2015 International Conference on Parallel Architecture and Compilation (PACT) (2015)
San Francisco, CA, USA
Oct. 18, 2015 to Oct. 21, 2015
DOI Bookmark: http://doi.ieeecomputersociety.org/10.1109/PACT.2015.26
The increasing number of cores and the anticipated level of heterogeneity in upcoming multicore architectures cause important problems in traditional cache hierarchies. A good way to alleviate these problems is to add scratchpad memories alongside the cache hierarchy, forming a hybrid memory hierarchy. This memory organization has the potential to improve performance and to reduce the power consumption and the on-chip network traffic, but exposing such a complex memory model to the programmer has a very negative impact on the programmability of the architecture. Emerging task-based programming models are a promising alternative to program heterogeneous multicore architectures. In these models the runtime system manages the execution of the tasks on the architecture, allowing them to apply many optimizations in a generic way at the runtime system level. This paper proposes giving the runtime system the responsibility to manage the scratchpad memories of a hybrid memory hierarchy in multicore processors, transparently to the programmer. In the envisioned system, the runtime system takes advantage of the information found in the task dependences to map the inputs and outputs of a task to the scratchpad memory of the core that is going to execute it. In addition, the paper exploits two mechanisms to overlap the data transfers with computation and a locality-aware scheduler to reduce the data motion. In a 32-core multicore architecture, the hybrid memory hierarchy outperforms cache-only hierarchies by up to 16%, reduces on-chip network traffic by up to 31% and saves up to 22% of the consumed power.
Runtime, Programming, Multicore processing, Memory management, Data models, Data transfer
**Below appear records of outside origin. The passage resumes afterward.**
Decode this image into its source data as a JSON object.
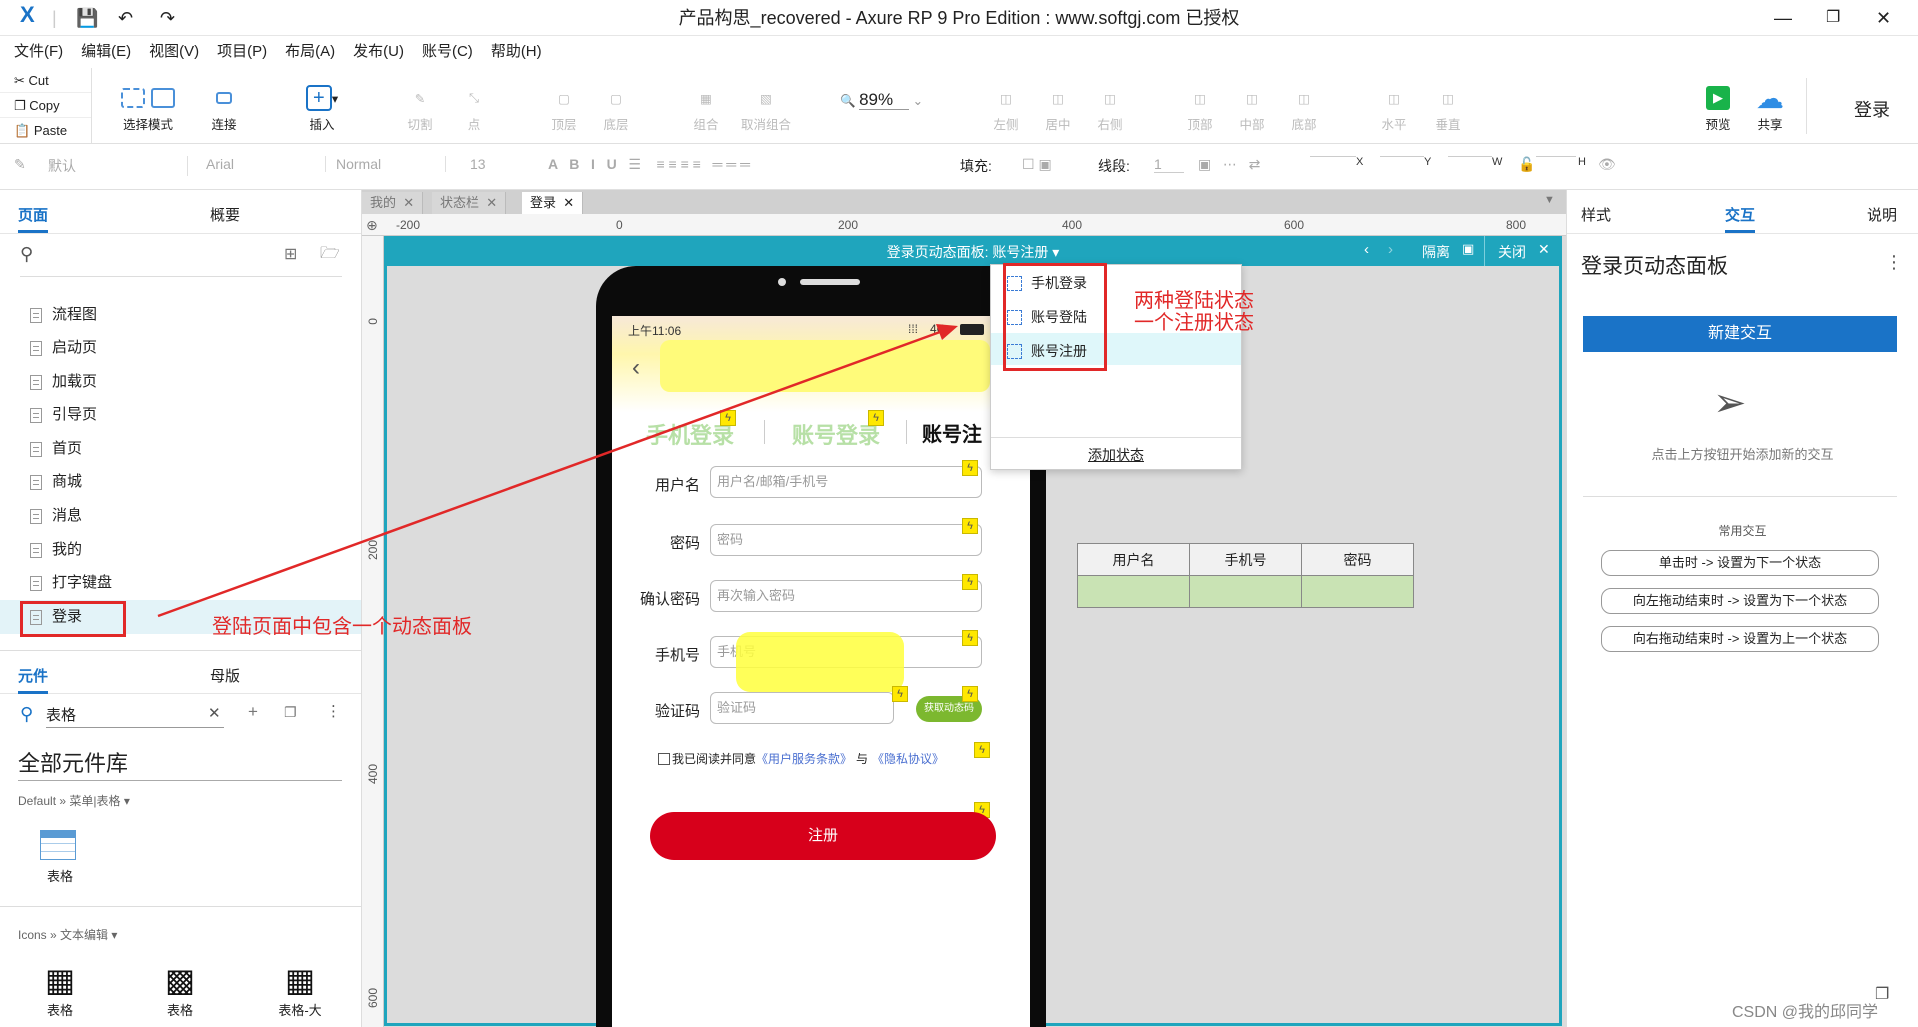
{
  "window": {
    "title": "产品构思_recovered - Axure RP 9 Pro Edition : www.softgj.com 已授权"
  },
  "menu": [
    "文件(F)",
    "编辑(E)",
    "视图(V)",
    "项目(P)",
    "布局(A)",
    "发布(U)",
    "账号(C)",
    "帮助(H)"
  ],
  "clipboard": {
    "cut": "Cut",
    "copy": "Copy",
    "paste": "Paste"
  },
  "toolbar": {
    "select": "选择模式",
    "connect": "连接",
    "insert": "插入",
    "cut": "切割",
    "point": "点",
    "top": "顶层",
    "bottom": "底层",
    "group": "组合",
    "ungroup": "取消组合",
    "zoom": "89%",
    "left": "左侧",
    "center": "居中",
    "right": "右侧",
    "atop": "顶部",
    "amid": "中部",
    "abottom": "底部",
    "horiz": "水平",
    "vert": "垂直",
    "preview": "预览",
    "share": "共享",
    "login": "登录"
  },
  "stylebar": {
    "style": "默认",
    "font": "Arial",
    "weight": "Normal",
    "size": "13",
    "fill": "填充:",
    "line": "线段:",
    "line_val": "1",
    "x": "X",
    "y": "Y",
    "w": "W",
    "h": "H"
  },
  "left": {
    "tab_pages": "页面",
    "tab_overview": "概要",
    "pages": [
      "流程图",
      "启动页",
      "加载页",
      "引导页",
      "首页",
      "商城",
      "消息",
      "我的",
      "打字键盘",
      "登录"
    ],
    "tab_widgets": "元件",
    "tab_masters": "母版",
    "search_value": "表格",
    "library": "全部元件库",
    "lib_path": "Default » 菜单|表格 ▾",
    "widget_table": "表格",
    "icons_path": "Icons » 文本编辑 ▾",
    "icons": [
      "表格",
      "表格",
      "表格-大"
    ]
  },
  "canvas": {
    "tabs": [
      "我的",
      "状态栏",
      "登录"
    ],
    "ruler_h": [
      "-200",
      "0",
      "200",
      "400",
      "600",
      "800"
    ],
    "ruler_v": [
      "0",
      "200",
      "400",
      "600"
    ],
    "dp_title": "登录页动态面板: 账号注册 ▾",
    "isolate": "隔离",
    "close": "关闭",
    "states": [
      "手机登录",
      "账号登陆",
      "账号注册"
    ],
    "add_state": "添加状态",
    "annot_right_1": "两种登陆状态",
    "annot_right_2": "一个注册状态",
    "annot_left": "登陆页面中包含一个动态面板",
    "phone": {
      "time": "上午11:06",
      "net": "4G",
      "tabs": [
        "手机登录",
        "账号登录",
        "账号注"
      ],
      "fields": [
        {
          "label": "用户名",
          "placeholder": "用户名/邮箱/手机号"
        },
        {
          "label": "密码",
          "placeholder": "密码"
        },
        {
          "label": "确认密码",
          "placeholder": "再次输入密码"
        },
        {
          "label": "手机号",
          "placeholder": "手机号"
        },
        {
          "label": "验证码",
          "placeholder": "验证码"
        }
      ],
      "get_code": "获取动态码",
      "agree": "我已阅读并同意",
      "terms": "《用户服务条款》",
      "and": "与",
      "privacy": "《隐私协议》",
      "register": "注册"
    },
    "table_headers": [
      "用户名",
      "手机号",
      "密码"
    ]
  },
  "right": {
    "tabs": [
      "样式",
      "交互",
      "说明"
    ],
    "panel_title": "登录页动态面板",
    "new_interaction": "新建交互",
    "hint": "点击上方按钮开始添加新的交互",
    "common": "常用交互",
    "actions": [
      "单击时 -> 设置为下一个状态",
      "向左拖动结束时 -> 设置为下一个状态",
      "向右拖动结束时 -> 设置为上一个状态"
    ]
  },
  "watermark": "CSDN @我的邱同学",
  "colors": {
    "accent": "#1a73c7",
    "panel": "#1fa5bd",
    "annotation": "#e12828",
    "register": "#d7001b"
  }
}
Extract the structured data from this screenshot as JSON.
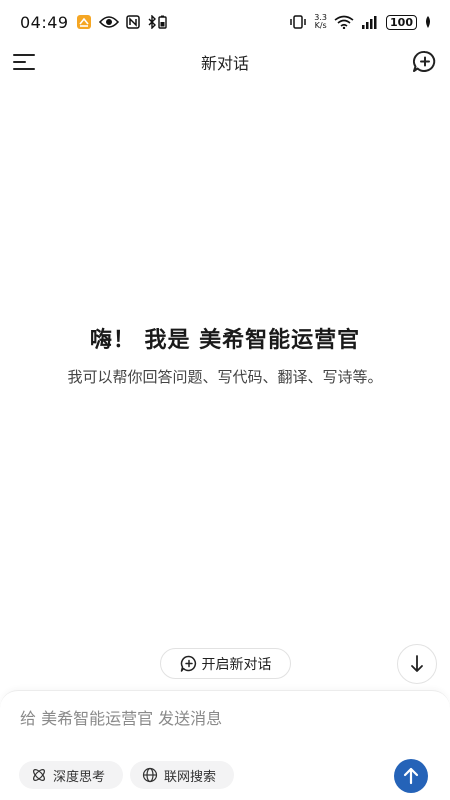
{
  "status_bar": {
    "time": "04:49",
    "speed_value": "3.3",
    "speed_unit": "K/s",
    "battery": "100"
  },
  "header": {
    "title": "新对话"
  },
  "welcome": {
    "title": "嗨！ 我是 美希智能运营官",
    "subtitle": "我可以帮你回答问题、写代码、翻译、写诗等。"
  },
  "actions": {
    "open_new_chat_label": "开启新对话"
  },
  "composer": {
    "placeholder": "给 美希智能运营官 发送消息",
    "value": "",
    "deep_think_label": "深度思考",
    "web_search_label": "联网搜索"
  },
  "colors": {
    "accent": "#2563b8",
    "chip_bg": "#f3f3f4",
    "app_icon": "#f5a623"
  },
  "icons": {
    "menu": "menu-icon",
    "new_chat": "new-chat-icon",
    "scroll_down": "arrow-down-icon",
    "send": "arrow-up-icon",
    "deep_think": "atom-icon",
    "web_search": "globe-icon"
  }
}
L. Alvarez et al., "Runtime-Guided Management of Scratchpad Memories in Multicore Architectures," 2015 International Conference on Parallel Architecture and Compilation (PACT), San Francisco, CA, USA, 2016, pp. 379-391.